Stored items from a collection

=== Begin Enclosure ===

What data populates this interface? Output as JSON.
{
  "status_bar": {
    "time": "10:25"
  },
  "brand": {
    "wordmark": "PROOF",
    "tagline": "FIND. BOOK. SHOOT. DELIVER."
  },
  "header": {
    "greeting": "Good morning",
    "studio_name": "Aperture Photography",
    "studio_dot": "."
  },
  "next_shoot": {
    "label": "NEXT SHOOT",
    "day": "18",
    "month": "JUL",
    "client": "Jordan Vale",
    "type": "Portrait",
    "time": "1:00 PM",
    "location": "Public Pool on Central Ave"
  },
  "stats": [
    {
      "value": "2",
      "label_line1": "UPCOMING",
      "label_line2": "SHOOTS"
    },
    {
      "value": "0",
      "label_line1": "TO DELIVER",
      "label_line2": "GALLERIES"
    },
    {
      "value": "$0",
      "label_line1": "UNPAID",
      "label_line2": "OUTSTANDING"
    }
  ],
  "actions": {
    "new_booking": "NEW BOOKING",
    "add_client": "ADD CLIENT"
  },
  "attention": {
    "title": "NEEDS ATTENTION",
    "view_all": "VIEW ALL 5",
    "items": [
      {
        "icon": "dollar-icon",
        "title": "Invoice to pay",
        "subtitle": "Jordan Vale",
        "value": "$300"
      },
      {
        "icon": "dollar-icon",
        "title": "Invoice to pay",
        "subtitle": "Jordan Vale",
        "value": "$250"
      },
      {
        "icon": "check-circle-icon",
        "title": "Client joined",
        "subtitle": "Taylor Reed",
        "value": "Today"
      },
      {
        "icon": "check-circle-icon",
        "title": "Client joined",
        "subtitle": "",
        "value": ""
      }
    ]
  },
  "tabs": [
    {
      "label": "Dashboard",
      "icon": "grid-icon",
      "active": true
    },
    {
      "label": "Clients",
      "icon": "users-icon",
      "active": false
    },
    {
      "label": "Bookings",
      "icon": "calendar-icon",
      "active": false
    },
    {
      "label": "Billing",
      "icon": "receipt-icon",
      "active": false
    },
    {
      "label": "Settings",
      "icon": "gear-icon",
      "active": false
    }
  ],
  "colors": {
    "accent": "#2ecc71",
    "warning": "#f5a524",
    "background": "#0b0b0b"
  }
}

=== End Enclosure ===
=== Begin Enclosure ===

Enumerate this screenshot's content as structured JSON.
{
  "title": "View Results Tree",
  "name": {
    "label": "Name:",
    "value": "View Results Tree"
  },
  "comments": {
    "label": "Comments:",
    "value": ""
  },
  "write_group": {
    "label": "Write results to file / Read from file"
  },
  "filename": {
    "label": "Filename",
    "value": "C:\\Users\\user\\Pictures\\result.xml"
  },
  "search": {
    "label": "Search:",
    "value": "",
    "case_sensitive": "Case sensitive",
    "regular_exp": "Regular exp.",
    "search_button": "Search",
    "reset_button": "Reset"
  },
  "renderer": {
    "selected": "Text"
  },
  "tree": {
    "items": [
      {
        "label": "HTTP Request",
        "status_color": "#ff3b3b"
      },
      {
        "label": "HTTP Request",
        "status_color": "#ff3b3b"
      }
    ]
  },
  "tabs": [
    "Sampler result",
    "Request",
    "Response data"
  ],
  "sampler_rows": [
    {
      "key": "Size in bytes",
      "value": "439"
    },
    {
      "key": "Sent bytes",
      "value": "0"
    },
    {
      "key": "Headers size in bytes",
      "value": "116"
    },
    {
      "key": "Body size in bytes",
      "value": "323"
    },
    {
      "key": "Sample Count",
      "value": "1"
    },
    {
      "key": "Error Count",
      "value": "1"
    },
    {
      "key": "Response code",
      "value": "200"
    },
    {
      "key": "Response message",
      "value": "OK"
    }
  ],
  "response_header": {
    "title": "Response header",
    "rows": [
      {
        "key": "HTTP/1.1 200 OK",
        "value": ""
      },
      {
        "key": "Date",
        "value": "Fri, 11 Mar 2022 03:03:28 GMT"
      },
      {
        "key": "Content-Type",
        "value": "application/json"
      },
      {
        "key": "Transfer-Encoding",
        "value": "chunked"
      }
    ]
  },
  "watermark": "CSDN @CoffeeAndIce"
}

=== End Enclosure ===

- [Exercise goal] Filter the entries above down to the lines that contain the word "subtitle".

- [Exercise response]
        "subtitle": "Jordan Vale",
        "subtitle": "Jordan Vale",
        "subtitle": "Taylor Reed",
        "subtitle": "",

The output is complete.